Input ::
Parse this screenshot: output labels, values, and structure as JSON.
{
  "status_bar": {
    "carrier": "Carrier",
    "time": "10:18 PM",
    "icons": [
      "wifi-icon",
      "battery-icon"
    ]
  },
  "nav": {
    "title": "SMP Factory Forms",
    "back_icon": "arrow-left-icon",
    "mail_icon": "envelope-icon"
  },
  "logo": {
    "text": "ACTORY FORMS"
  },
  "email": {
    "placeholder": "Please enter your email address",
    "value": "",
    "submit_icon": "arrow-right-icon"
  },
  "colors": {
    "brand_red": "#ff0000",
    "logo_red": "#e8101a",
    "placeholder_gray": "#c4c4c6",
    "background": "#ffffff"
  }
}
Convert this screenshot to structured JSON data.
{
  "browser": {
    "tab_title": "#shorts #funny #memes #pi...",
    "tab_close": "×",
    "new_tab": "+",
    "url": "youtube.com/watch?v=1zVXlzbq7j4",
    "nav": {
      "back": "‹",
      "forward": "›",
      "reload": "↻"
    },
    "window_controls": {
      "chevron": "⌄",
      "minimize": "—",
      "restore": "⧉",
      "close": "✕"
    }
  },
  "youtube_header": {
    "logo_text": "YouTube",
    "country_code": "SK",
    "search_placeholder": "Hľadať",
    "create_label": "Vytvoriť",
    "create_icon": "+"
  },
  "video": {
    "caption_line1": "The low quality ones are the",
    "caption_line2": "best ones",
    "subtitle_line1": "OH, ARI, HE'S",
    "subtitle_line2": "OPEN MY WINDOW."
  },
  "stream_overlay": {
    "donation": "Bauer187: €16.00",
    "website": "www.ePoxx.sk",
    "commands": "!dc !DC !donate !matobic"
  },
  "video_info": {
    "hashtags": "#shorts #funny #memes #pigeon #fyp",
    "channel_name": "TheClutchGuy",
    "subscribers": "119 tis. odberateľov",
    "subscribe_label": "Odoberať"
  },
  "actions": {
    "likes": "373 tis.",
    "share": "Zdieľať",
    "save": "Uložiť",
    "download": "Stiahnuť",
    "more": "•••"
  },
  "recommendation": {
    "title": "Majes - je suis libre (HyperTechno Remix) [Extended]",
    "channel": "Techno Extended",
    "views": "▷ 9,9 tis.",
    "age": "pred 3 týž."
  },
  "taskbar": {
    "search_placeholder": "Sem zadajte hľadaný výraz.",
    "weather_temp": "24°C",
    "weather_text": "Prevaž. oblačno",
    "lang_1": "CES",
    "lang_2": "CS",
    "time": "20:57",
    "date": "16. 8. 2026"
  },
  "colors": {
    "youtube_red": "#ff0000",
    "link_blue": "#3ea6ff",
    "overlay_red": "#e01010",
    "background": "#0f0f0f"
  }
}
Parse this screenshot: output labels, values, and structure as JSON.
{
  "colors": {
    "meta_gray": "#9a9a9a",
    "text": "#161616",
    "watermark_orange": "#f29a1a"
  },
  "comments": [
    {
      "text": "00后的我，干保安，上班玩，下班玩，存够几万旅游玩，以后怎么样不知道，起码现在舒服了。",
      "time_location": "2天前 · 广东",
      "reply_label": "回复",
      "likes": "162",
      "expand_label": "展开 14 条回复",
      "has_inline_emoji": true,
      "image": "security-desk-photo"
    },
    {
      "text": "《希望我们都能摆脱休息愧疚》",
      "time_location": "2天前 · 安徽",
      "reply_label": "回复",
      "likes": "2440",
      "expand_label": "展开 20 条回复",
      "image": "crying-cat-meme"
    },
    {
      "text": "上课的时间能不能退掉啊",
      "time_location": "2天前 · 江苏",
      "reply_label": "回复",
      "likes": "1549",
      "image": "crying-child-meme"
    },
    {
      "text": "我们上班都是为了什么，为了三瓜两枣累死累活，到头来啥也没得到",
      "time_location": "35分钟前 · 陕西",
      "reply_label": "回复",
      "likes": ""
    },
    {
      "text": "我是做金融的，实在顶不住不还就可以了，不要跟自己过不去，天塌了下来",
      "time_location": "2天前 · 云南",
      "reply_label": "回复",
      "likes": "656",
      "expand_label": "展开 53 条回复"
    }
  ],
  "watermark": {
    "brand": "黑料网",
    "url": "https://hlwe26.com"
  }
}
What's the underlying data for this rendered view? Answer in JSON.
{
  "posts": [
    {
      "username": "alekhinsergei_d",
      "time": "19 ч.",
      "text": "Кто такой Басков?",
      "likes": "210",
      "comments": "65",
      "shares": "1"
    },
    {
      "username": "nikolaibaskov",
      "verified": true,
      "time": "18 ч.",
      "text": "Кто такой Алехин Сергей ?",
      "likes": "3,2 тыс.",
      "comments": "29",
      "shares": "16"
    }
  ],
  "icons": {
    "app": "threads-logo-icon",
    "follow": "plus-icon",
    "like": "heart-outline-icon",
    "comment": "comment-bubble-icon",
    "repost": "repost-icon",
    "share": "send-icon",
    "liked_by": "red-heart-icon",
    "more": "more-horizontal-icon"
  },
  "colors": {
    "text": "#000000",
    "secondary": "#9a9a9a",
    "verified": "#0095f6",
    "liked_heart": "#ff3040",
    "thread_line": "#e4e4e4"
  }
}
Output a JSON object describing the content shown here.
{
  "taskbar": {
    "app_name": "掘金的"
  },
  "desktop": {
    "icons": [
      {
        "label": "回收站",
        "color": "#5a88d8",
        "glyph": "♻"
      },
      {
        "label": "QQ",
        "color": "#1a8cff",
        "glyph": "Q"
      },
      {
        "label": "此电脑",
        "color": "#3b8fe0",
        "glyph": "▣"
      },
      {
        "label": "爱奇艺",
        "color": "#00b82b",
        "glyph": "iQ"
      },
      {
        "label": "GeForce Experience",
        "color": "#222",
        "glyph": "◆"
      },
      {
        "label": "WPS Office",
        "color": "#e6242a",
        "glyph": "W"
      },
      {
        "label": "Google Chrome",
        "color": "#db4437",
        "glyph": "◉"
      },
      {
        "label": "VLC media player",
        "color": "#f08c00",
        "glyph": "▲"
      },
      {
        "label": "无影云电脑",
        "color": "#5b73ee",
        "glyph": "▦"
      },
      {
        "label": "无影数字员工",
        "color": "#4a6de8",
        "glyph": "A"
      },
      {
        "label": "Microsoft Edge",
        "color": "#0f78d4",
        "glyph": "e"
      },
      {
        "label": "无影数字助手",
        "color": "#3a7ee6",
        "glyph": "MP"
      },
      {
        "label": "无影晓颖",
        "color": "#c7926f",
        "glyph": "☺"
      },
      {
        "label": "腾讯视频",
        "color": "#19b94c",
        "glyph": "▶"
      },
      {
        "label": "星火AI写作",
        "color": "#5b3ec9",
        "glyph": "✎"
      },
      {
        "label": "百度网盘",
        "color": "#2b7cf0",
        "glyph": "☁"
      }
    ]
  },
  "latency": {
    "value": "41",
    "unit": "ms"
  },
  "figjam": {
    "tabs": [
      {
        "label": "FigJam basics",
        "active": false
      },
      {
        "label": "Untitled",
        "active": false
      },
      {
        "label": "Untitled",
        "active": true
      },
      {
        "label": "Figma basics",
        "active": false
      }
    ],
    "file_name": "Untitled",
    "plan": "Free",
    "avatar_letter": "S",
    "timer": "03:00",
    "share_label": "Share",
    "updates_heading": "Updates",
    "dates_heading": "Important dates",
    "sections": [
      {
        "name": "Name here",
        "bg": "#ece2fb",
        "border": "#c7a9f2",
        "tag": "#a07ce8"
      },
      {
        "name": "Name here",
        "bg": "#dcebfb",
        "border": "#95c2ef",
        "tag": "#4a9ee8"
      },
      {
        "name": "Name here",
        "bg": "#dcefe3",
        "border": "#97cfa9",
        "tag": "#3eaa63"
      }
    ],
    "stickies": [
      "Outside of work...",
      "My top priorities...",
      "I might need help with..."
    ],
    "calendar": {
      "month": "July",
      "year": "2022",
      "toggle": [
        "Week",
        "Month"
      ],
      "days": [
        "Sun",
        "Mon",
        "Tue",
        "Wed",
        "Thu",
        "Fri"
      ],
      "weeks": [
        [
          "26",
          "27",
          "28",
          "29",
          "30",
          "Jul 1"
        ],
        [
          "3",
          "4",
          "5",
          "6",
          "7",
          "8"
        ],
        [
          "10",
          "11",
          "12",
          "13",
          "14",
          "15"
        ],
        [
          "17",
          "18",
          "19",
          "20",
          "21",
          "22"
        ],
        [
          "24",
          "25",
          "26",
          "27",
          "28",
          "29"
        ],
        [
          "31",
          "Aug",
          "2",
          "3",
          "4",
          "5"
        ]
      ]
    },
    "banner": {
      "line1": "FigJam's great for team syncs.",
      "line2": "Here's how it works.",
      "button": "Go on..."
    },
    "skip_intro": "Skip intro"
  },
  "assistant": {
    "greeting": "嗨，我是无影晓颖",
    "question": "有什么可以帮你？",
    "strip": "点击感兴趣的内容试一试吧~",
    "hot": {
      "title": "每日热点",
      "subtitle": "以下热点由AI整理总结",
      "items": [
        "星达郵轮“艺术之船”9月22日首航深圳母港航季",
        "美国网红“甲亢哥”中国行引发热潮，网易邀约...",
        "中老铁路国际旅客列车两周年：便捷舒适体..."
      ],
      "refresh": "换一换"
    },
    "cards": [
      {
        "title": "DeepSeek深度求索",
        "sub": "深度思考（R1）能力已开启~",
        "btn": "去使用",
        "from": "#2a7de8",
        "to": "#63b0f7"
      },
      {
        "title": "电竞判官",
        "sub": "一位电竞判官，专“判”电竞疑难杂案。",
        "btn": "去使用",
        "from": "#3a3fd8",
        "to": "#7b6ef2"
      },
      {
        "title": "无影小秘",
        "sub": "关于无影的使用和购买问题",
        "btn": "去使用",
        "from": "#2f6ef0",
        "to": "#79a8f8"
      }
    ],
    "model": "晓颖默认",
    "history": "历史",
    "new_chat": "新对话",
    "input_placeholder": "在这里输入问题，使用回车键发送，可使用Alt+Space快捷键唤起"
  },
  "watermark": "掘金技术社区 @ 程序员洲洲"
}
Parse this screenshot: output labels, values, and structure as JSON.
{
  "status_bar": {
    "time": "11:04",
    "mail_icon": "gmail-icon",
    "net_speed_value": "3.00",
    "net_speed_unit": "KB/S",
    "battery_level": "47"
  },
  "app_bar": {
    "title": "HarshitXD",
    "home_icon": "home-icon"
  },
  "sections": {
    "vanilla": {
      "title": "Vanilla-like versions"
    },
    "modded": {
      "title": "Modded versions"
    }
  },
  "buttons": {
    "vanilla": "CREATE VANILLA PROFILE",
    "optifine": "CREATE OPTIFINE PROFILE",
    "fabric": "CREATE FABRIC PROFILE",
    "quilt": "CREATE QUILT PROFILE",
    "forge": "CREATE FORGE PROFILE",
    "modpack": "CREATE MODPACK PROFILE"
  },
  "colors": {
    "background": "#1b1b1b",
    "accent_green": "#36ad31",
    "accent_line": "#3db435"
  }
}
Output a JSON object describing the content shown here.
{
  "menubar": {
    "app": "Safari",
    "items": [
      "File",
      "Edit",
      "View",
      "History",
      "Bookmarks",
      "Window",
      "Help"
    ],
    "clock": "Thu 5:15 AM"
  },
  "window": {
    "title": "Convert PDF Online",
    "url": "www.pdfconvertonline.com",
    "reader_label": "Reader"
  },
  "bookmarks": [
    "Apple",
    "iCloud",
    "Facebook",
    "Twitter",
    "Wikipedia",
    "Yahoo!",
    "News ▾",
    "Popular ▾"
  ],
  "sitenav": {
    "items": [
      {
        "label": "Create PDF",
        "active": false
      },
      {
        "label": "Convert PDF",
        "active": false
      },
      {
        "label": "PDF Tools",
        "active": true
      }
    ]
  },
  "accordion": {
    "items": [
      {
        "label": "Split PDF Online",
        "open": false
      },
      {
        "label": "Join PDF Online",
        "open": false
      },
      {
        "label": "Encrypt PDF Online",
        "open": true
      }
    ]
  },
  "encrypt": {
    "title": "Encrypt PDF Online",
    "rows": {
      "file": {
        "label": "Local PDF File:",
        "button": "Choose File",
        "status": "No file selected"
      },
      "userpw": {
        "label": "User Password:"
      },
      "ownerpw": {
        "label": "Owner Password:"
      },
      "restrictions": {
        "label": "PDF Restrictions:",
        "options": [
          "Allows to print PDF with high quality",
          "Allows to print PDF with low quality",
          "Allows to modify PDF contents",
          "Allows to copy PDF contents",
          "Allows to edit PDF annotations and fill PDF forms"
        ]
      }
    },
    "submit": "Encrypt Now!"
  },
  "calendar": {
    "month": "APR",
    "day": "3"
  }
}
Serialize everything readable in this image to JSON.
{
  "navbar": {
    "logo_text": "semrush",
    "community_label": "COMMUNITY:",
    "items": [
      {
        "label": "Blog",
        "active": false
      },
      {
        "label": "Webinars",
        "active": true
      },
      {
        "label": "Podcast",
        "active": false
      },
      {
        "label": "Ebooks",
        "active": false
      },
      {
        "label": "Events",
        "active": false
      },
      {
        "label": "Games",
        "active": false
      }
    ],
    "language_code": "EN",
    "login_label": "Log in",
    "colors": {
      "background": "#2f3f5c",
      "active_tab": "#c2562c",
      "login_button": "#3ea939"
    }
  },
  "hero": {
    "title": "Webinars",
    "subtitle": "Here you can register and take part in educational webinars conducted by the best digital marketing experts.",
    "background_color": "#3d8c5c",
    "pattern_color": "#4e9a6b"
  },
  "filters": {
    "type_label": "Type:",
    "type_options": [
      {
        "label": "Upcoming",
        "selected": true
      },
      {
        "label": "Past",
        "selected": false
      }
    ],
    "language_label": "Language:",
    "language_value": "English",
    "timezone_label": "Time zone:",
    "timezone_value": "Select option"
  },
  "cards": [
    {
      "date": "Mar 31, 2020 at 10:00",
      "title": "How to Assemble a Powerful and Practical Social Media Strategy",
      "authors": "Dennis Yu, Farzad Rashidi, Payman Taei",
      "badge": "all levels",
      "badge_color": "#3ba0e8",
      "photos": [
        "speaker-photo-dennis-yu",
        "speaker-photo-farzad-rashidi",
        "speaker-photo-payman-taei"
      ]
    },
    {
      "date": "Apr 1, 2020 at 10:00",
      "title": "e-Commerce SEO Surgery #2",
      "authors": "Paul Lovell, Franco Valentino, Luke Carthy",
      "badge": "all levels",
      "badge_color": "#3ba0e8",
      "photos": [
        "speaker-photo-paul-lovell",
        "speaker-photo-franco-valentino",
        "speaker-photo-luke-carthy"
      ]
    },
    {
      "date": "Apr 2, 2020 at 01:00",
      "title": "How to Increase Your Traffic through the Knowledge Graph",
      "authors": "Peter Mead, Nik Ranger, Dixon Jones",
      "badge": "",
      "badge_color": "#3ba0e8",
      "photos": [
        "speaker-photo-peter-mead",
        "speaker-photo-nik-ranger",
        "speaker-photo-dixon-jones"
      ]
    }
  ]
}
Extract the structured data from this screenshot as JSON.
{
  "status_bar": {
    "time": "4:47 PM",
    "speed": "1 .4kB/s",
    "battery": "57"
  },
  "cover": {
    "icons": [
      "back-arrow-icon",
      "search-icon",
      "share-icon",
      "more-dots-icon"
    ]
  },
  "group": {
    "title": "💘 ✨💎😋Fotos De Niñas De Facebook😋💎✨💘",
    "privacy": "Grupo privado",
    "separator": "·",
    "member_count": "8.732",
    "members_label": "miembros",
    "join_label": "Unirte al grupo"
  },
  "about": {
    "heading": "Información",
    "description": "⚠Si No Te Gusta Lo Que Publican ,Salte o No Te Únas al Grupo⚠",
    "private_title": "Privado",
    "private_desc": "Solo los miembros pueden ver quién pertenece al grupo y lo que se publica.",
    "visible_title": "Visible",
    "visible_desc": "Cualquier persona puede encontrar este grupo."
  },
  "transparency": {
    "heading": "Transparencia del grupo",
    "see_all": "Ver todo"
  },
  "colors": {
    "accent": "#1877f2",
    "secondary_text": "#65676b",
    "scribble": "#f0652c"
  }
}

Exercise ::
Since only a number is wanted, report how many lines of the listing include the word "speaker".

Response below ::
9